**About this exercise:**
Could you restate the whole listing below word for word, minus the pictures?

◇ ◇ ◇ ◇

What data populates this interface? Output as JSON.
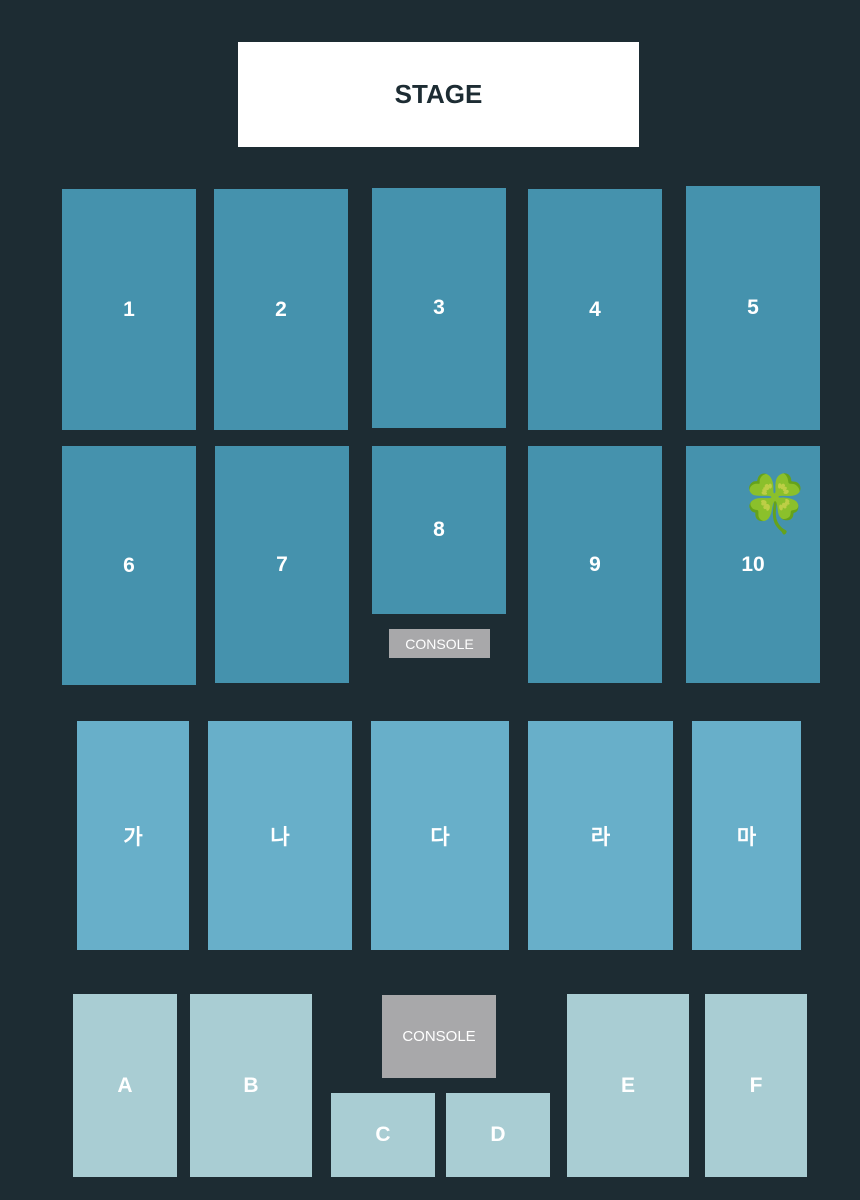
{
  "stage": {
    "label": "STAGE"
  },
  "floor_sections": [
    {
      "label": "1"
    },
    {
      "label": "2"
    },
    {
      "label": "3"
    },
    {
      "label": "4"
    },
    {
      "label": "5"
    },
    {
      "label": "6"
    },
    {
      "label": "7"
    },
    {
      "label": "8"
    },
    {
      "label": "9"
    },
    {
      "label": "10"
    }
  ],
  "mid_sections": [
    {
      "label": "가"
    },
    {
      "label": "나"
    },
    {
      "label": "다"
    },
    {
      "label": "라"
    },
    {
      "label": "마"
    }
  ],
  "back_sections": [
    {
      "label": "A"
    },
    {
      "label": "B"
    },
    {
      "label": "C"
    },
    {
      "label": "D"
    },
    {
      "label": "E"
    },
    {
      "label": "F"
    }
  ],
  "consoles": [
    {
      "label": "CONSOLE"
    },
    {
      "label": "CONSOLE"
    }
  ],
  "marker": {
    "icon": "four-leaf-clover-icon",
    "glyph": "🍀",
    "section": "10"
  },
  "colors": {
    "background": "#1d2c33",
    "floor": "#4592ad",
    "mid": "#68afc9",
    "back": "#a9cdd3",
    "console": "#a8a8aa"
  }
}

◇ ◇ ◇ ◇

**Worked solution:**
What data populates this interface? Output as JSON.
{
  "stage": {
    "label": "STAGE"
  },
  "floor_sections": [
    {
      "label": "1"
    },
    {
      "label": "2"
    },
    {
      "label": "3"
    },
    {
      "label": "4"
    },
    {
      "label": "5"
    },
    {
      "label": "6"
    },
    {
      "label": "7"
    },
    {
      "label": "8"
    },
    {
      "label": "9"
    },
    {
      "label": "10"
    }
  ],
  "mid_sections": [
    {
      "label": "가"
    },
    {
      "label": "나"
    },
    {
      "label": "다"
    },
    {
      "label": "라"
    },
    {
      "label": "마"
    }
  ],
  "back_sections": [
    {
      "label": "A"
    },
    {
      "label": "B"
    },
    {
      "label": "C"
    },
    {
      "label": "D"
    },
    {
      "label": "E"
    },
    {
      "label": "F"
    }
  ],
  "consoles": [
    {
      "label": "CONSOLE"
    },
    {
      "label": "CONSOLE"
    }
  ],
  "marker": {
    "icon": "four-leaf-clover-icon",
    "glyph": "🍀",
    "section": "10"
  },
  "colors": {
    "background": "#1d2c33",
    "floor": "#4592ad",
    "mid": "#68afc9",
    "back": "#a9cdd3",
    "console": "#a8a8aa"
  }
}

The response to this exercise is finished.